The first thing you can do is to cut out any waste by planning ahead and being realistic about how much food you need. Instead of using cling film, wrap leftovers in foil or wax cloth covers to keep them fresh and make use of leftovers the following day in soups and curries.

Eating more plant-based meals is good for both you and the planet. The livestock industry generates 14.5% of all man-made greenhouse gas emissions. Instead, you could try a meat alternative.

Look for UK produce to reduce food miles, and search for sustainability certifications such as RSPO-certified palm oil and MSC-certified seafood. Make your shopping basket more sustainable by buying locally produced, seasonal products.
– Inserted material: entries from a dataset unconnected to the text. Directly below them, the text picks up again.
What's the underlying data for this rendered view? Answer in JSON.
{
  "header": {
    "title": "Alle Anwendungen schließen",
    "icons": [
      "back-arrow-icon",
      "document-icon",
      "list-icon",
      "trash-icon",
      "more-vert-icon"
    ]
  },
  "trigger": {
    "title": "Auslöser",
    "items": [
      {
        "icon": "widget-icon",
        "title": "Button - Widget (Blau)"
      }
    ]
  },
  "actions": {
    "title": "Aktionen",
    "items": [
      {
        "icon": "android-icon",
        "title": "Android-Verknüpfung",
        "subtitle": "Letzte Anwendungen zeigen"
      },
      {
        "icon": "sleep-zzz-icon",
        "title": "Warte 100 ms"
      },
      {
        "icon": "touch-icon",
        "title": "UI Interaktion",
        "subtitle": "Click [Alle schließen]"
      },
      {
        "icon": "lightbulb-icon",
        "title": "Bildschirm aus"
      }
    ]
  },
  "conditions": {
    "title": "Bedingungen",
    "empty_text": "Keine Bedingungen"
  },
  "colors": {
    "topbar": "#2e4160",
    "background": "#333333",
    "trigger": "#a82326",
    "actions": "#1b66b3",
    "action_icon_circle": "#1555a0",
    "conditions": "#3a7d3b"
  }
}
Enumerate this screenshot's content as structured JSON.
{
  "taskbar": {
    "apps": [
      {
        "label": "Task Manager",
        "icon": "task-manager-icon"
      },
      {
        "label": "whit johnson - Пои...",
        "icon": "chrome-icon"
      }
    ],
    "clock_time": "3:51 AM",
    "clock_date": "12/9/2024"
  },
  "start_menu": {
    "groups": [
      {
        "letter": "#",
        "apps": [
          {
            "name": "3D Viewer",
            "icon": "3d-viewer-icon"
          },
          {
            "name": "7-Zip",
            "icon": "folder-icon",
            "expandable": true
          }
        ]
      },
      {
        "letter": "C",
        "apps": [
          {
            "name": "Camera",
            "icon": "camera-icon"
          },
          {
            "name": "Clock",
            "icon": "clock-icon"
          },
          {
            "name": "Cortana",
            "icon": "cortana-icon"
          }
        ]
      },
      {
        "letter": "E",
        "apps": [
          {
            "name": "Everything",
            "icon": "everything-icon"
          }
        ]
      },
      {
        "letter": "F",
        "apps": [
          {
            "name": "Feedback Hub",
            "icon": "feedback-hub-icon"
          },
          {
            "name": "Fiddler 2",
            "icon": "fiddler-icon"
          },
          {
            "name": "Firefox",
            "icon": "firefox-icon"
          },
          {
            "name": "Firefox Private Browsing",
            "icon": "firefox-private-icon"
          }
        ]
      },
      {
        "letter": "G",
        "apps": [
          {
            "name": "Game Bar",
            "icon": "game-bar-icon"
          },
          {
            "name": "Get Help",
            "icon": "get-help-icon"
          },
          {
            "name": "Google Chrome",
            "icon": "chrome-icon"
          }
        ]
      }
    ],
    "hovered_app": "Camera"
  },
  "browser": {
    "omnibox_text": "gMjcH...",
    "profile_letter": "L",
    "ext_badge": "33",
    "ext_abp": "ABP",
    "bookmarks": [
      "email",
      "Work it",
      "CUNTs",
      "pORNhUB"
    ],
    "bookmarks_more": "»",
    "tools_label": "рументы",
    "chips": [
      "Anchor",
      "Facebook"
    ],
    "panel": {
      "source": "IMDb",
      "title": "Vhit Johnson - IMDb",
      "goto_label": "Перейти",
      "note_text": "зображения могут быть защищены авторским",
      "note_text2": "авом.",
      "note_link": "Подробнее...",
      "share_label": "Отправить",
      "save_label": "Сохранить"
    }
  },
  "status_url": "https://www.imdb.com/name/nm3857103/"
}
Many Christmas crackers are not recyclable, and the toys inside are often made of plastic, so look out for FSC-certified crackers instead. DIY crackers are another great option with the added advantage, you can fill them yourself with sustainable options. Avoid single-use tablecloths and napkins. Instead, use material versions and wash them at lower temperatures to help reduce your environmental footprint.

If you must buy a plastic Christmas tree, make sure that you’re going to reuse it for at least 10 years. Otherwise, it would be better to buy a living tree from a sustainable forest which can be used every year (make sure it’s FSC (Forest Stewardship Council) certified).

Be clear on how to dispose of your tree once the season is over. If it is potted, think about replanting it or get it recycled and turned into wood chips. Check your local council website as many offer a sustainable collection service. Use LED lights on your Christmas tree; they use less energy, last longer and look just as good! Also, switch off your lights at night – it’s safer and saves energy.


Many adults say they receive gifts they don’t want at Christmas so go for quality not quantity and pick an item that will last a long time, and won’t go to waste. You could, for example, gift an experience such as tickets to shows, concerts or events. Gift a homemade coupon book, make a restaurant reservation or give a gift card. If you’re struggling for a gift idea – why not choose an animal to adopt or membership to a wildlife or ecological organisation.

The materials gifts are made from is important so ensure wood and paper gifts are made from recycled or FSC-certified materials. Avoid single plastics items and look for things like organic-certified food and clothing. Remove packaging or buy gifts with little or no packaging.

If you must use packaging, use recycled, or recyclable, materials and no plastic or glitter. Look for cards and wrapping paper made from recycled or FSC-certified paper. Avoid plastic ribbon and tape or foil-backed wrapping paper. Check out some tape-free wrapping techniques online such as wrap cloth and tie with decorative string or ribbon.

Other useful tips

This is the party season so If you are going to a party try to use outfits that you already own! If you can’t find anything to wear, ask friends or family if they have something you can borrow, or try looking around second-hand shops.

The festive season is all about spending time with friends and family. Make sure that you consider your carbon footprint if you are travelling. Try making one of your festive activities a walk around your local park or nature reserve.

We hope you found these tips helpful and we wish you all a very happy and eco-friendly Christmas. Let’s hope that in 2023 we make major strides in addressing Climate Change.

For more information about Sherwood Forest Friends of the Earth, visit Sherwood Forest FoE on Facebook or email

Pauline Meechan, Sherwood Forest Friends of the Earth